I wrote a "toy guide" for blind babies and toddlers a couple years ago and a lot of the advice there might help:
http://www.wonderbaby.org/articles/toy-guide-for-blind-children

In researching the guide and talking to therapists at Ivan's school, I learned about how important playtime is for learning and development, but that it can be difficult to find that balance between keeping your baby comfortable and pushing them outside their comfort zone. You don't want playtime to bring anxiety, but you also want to push the boundaries a bit:
http://www.wonderbaby.org/articles/toy-guide-for-blind-children#learning

A sensory activity center or play space may also be helpful. It keeps the toys in very predictable places so they are less intimidating:
http://www.wonderbaby.org/articles/toy-guide-for-blind-children#sensory-...

I also put this check list together to help families pick out the best toys for their kids:
http://www.wonderbaby.org/articles/buying-toys-for-a-blind-child

Hopefully that will help you come up with some ideas to make playtime more fun!
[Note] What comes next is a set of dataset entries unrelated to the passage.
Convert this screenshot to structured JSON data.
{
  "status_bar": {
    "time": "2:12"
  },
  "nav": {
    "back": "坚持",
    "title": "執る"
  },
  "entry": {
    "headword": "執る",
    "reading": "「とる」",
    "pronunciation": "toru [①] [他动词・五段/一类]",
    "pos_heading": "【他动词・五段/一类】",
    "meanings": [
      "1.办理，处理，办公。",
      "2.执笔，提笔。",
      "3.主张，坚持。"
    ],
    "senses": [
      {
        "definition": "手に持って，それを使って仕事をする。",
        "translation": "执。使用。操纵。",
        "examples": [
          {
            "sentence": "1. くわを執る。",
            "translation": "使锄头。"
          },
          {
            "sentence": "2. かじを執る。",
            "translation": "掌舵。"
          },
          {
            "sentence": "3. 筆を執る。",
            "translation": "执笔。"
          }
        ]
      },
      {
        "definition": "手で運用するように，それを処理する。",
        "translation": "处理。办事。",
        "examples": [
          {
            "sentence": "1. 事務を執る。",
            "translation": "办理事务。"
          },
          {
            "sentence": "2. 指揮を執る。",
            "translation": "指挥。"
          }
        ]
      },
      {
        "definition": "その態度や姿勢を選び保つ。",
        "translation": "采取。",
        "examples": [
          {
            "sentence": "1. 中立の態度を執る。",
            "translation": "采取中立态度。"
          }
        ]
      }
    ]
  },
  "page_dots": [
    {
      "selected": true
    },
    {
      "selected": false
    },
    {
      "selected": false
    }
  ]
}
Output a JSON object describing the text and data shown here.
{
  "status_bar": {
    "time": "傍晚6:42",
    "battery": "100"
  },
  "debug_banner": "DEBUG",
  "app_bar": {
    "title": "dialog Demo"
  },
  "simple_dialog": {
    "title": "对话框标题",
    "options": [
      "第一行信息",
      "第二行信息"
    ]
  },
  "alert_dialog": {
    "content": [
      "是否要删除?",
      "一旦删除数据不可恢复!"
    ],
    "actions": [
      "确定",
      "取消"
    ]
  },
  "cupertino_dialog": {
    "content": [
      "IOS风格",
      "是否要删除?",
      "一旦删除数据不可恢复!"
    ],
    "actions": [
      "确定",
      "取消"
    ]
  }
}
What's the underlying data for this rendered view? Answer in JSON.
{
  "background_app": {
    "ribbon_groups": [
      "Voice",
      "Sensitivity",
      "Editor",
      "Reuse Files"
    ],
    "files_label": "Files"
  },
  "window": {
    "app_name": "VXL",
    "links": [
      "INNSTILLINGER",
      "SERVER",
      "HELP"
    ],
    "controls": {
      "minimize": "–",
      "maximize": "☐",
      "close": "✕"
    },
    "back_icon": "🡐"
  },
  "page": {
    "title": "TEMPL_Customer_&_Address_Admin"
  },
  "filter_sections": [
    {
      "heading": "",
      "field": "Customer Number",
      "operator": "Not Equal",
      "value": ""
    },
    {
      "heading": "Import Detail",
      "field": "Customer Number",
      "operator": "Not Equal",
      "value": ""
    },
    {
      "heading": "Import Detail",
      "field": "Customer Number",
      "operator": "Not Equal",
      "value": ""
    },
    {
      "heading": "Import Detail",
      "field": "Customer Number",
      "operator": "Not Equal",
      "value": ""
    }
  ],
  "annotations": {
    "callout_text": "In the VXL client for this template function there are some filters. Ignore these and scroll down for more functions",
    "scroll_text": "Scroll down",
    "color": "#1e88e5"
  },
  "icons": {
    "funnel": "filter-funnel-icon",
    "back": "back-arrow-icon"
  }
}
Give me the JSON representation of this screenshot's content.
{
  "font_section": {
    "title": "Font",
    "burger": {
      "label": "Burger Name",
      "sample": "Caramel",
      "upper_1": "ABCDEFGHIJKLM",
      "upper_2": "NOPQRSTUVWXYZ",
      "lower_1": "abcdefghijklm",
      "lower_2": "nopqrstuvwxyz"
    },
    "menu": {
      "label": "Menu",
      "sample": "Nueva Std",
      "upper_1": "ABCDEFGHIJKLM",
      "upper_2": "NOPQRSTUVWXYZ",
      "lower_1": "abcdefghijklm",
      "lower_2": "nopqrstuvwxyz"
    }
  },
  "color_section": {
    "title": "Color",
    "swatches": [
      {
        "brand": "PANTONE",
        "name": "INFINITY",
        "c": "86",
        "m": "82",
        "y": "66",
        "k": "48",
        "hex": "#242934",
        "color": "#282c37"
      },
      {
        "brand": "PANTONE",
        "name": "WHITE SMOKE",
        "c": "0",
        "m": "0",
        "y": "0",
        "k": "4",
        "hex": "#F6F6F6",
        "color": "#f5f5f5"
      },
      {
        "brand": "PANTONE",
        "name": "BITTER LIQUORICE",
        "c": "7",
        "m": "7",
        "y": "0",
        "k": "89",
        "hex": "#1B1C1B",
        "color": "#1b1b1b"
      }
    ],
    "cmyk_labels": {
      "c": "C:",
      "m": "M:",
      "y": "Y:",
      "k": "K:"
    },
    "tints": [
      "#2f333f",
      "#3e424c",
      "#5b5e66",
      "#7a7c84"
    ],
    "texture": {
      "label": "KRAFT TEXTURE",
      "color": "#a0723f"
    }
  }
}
It's definitely not an unusual behavior for babies who are blind to feel anxiety when playing with toys - my son still prefers music and snuggling to toys!